> **Records provided**:
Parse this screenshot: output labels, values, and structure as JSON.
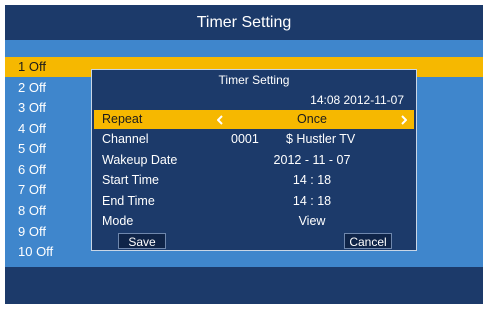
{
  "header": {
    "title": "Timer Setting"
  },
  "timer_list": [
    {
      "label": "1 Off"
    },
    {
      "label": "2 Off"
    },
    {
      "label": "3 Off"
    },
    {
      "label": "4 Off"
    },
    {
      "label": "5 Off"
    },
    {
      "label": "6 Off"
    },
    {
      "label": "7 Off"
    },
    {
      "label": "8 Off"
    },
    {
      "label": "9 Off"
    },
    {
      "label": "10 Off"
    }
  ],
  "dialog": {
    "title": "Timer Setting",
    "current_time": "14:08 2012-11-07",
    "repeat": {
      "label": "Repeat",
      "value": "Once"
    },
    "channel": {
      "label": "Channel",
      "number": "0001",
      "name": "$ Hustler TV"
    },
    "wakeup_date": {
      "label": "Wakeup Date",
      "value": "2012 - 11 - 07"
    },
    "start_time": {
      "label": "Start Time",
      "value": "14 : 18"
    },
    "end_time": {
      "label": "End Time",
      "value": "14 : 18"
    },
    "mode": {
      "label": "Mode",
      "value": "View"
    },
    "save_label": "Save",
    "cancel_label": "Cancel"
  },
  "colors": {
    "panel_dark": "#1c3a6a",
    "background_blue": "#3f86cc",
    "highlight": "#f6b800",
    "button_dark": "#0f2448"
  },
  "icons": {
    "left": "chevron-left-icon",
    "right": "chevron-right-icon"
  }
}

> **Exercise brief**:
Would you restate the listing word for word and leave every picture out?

> **Answer section**:
Parse this screenshot: output labels, values, and structure as JSON.
{
  "header": {
    "title": "Timer Setting"
  },
  "timer_list": [
    {
      "label": "1 Off"
    },
    {
      "label": "2 Off"
    },
    {
      "label": "3 Off"
    },
    {
      "label": "4 Off"
    },
    {
      "label": "5 Off"
    },
    {
      "label": "6 Off"
    },
    {
      "label": "7 Off"
    },
    {
      "label": "8 Off"
    },
    {
      "label": "9 Off"
    },
    {
      "label": "10 Off"
    }
  ],
  "dialog": {
    "title": "Timer Setting",
    "current_time": "14:08 2012-11-07",
    "repeat": {
      "label": "Repeat",
      "value": "Once"
    },
    "channel": {
      "label": "Channel",
      "number": "0001",
      "name": "$ Hustler TV"
    },
    "wakeup_date": {
      "label": "Wakeup Date",
      "value": "2012 - 11 - 07"
    },
    "start_time": {
      "label": "Start Time",
      "value": "14 : 18"
    },
    "end_time": {
      "label": "End Time",
      "value": "14 : 18"
    },
    "mode": {
      "label": "Mode",
      "value": "View"
    },
    "save_label": "Save",
    "cancel_label": "Cancel"
  },
  "colors": {
    "panel_dark": "#1c3a6a",
    "background_blue": "#3f86cc",
    "highlight": "#f6b800",
    "button_dark": "#0f2448"
  },
  "icons": {
    "left": "chevron-left-icon",
    "right": "chevron-right-icon"
  }
}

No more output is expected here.